▶ **WORK TO BE COMPLETED**
From the records below, copy every line that contains the word "configuración".
***** ENTRIES SUPPLIED *****
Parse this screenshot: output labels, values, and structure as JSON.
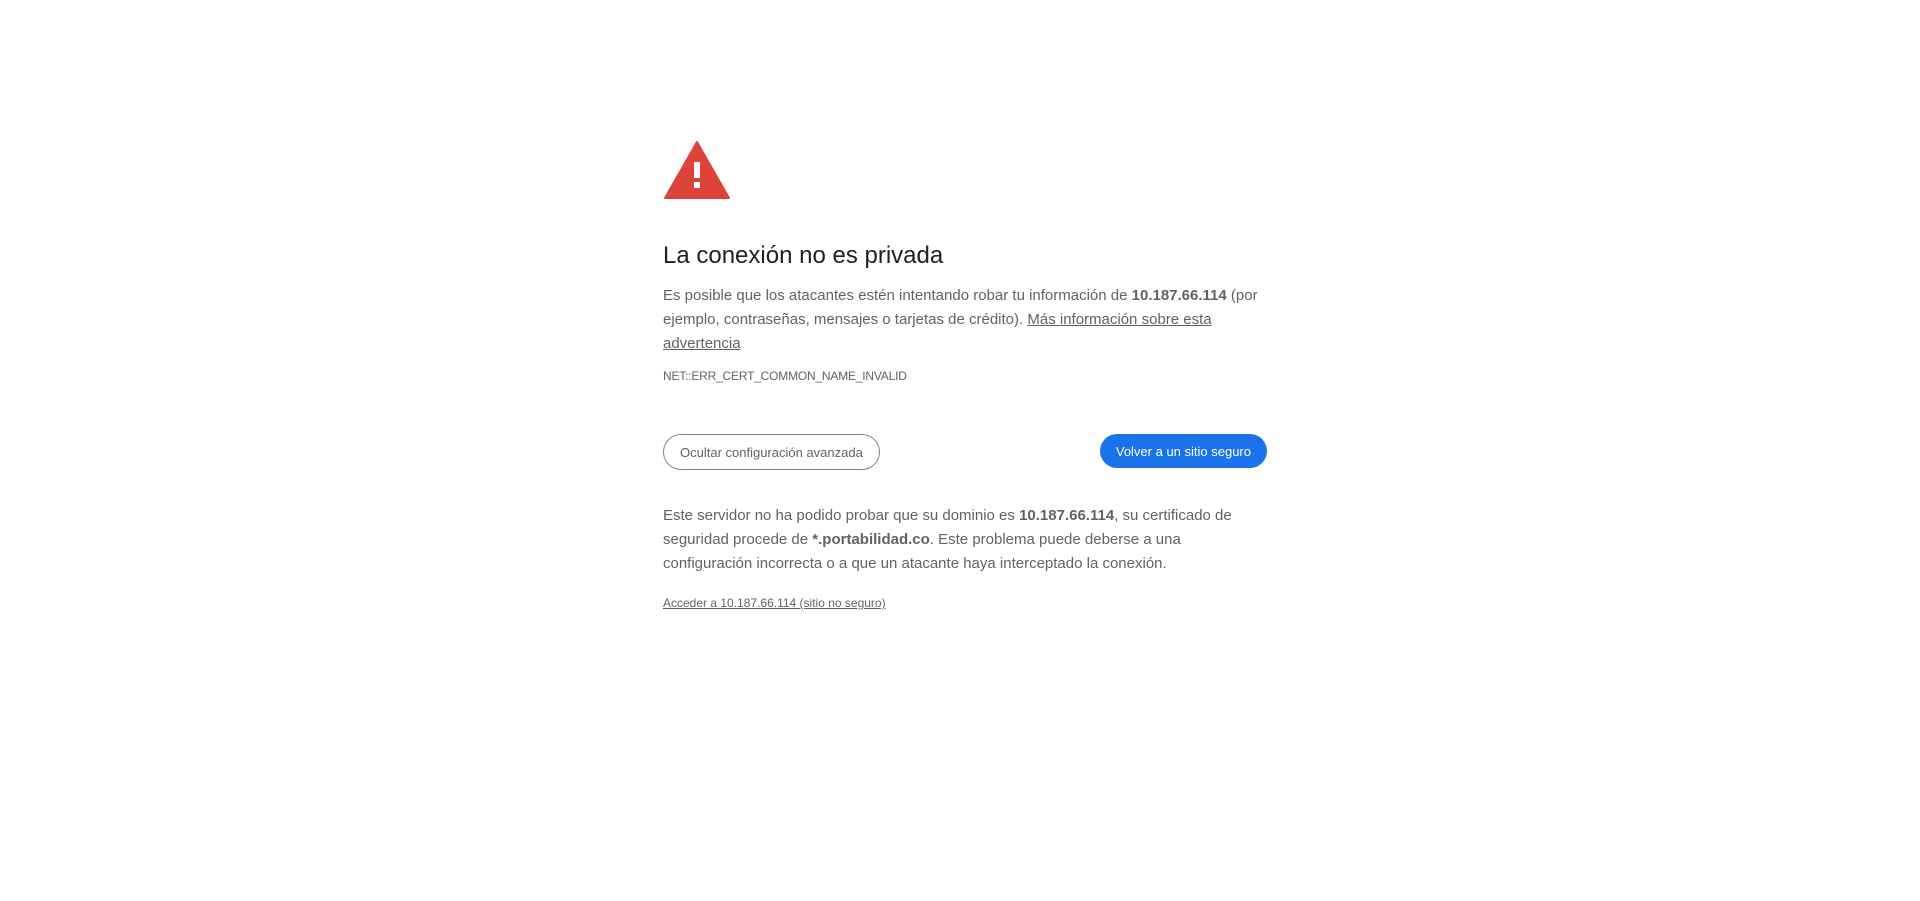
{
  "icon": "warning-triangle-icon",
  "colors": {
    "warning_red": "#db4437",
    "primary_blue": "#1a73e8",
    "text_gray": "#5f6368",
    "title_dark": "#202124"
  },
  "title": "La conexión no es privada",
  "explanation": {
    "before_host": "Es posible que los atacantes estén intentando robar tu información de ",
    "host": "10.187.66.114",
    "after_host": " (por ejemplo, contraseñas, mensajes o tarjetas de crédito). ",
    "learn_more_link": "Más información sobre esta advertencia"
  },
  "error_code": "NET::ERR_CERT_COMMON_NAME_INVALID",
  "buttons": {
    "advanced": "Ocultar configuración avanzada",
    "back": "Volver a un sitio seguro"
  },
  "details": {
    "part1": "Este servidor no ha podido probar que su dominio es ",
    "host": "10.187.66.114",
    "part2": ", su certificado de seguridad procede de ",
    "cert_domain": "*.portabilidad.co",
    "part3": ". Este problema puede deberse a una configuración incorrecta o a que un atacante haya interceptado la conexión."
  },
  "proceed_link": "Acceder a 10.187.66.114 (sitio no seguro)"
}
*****
▶ **WRITTEN ANSWER**
    "advanced": "Ocultar configuración avanzada",
    "part3": ". Este problema puede deberse a una configuración incorrecta o a que un atacante haya interceptado la conexión."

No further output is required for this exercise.